* [Task instructions]:
Among the entries below, find all lines that include "role" and copy them.

======== Records supplied

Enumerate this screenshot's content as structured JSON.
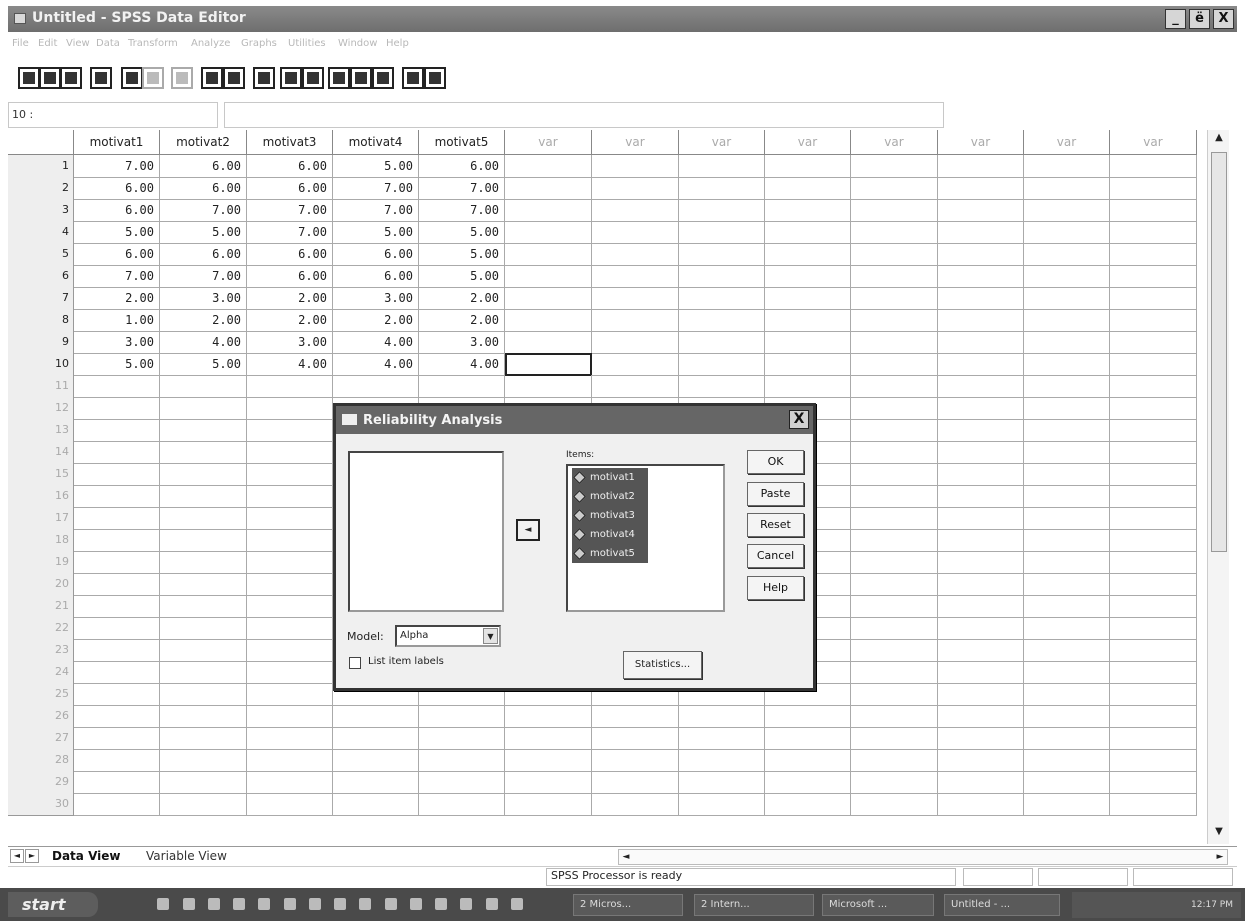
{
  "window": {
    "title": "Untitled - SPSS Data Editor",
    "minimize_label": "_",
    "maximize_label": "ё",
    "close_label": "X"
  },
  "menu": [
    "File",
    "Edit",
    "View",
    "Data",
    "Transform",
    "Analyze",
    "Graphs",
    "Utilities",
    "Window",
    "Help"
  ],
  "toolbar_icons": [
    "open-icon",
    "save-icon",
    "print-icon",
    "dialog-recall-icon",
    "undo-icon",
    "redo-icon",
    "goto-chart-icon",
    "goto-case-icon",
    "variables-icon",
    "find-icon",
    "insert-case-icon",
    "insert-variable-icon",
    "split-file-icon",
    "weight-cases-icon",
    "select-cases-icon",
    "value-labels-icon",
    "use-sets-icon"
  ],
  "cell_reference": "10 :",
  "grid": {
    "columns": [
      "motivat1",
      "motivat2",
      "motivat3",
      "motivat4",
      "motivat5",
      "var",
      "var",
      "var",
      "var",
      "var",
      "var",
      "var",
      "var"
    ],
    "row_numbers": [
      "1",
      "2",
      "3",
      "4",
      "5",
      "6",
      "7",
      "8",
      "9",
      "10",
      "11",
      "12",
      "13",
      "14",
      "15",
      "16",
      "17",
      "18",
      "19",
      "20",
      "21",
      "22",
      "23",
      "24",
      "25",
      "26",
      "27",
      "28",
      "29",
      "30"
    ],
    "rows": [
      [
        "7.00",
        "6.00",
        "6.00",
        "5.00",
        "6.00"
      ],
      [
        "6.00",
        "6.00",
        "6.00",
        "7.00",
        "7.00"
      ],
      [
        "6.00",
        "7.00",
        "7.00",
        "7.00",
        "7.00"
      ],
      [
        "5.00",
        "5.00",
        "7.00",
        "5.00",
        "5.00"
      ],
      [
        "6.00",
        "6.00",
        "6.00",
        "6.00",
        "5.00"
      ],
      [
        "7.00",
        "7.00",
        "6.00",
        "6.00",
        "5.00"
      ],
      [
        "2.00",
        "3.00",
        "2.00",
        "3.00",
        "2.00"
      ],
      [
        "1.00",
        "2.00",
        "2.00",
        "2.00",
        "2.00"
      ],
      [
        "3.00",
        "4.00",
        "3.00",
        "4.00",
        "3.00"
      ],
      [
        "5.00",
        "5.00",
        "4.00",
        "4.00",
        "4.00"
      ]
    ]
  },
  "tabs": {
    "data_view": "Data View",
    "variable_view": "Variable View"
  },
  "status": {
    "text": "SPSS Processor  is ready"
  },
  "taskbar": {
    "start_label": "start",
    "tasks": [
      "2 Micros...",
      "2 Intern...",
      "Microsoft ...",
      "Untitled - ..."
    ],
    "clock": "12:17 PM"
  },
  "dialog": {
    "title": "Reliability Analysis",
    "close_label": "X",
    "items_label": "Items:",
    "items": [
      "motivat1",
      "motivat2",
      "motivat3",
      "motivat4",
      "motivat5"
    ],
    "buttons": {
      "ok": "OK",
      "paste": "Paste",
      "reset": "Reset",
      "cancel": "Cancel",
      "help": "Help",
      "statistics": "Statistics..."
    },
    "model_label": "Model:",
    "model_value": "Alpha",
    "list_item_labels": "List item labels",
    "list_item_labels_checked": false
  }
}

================
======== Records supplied

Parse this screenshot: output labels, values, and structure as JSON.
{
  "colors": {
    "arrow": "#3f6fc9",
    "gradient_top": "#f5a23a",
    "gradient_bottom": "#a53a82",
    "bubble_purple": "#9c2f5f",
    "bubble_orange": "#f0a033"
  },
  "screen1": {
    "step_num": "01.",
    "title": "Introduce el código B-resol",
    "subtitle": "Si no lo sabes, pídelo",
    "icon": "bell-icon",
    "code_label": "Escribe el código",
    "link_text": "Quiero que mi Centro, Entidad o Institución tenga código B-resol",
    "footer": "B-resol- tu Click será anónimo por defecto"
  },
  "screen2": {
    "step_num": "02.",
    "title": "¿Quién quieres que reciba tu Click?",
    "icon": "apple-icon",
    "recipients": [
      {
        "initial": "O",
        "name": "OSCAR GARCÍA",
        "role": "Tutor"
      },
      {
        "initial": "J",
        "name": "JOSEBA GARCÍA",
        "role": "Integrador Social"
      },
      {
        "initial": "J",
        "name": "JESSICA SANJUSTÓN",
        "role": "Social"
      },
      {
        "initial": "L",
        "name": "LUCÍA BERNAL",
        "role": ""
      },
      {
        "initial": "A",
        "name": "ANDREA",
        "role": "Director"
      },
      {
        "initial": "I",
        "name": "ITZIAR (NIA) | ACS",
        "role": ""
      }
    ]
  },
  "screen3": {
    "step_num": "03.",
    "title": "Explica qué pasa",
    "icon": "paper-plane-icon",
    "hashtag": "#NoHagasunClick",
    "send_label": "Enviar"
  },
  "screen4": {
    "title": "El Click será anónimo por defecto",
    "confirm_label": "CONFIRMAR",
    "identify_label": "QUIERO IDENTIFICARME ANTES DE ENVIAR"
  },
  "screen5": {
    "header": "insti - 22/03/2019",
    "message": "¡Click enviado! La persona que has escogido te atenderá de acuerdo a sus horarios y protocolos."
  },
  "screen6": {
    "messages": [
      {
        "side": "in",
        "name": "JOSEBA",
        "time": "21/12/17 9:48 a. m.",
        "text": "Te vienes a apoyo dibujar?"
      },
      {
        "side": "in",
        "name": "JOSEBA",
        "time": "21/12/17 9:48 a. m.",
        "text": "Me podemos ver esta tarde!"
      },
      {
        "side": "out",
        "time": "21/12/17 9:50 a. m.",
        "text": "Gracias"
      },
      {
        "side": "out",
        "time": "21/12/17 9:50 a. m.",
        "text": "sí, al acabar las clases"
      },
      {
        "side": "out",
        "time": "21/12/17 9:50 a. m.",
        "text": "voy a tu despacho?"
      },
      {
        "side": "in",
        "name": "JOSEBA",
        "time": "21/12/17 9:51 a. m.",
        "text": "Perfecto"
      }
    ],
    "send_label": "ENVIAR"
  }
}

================

* [Task result]:
        "role": "Tutor"
        "role": "Integrador Social"
        "role": "Social"
        "role": ""
        "role": "Director"
        "role": ""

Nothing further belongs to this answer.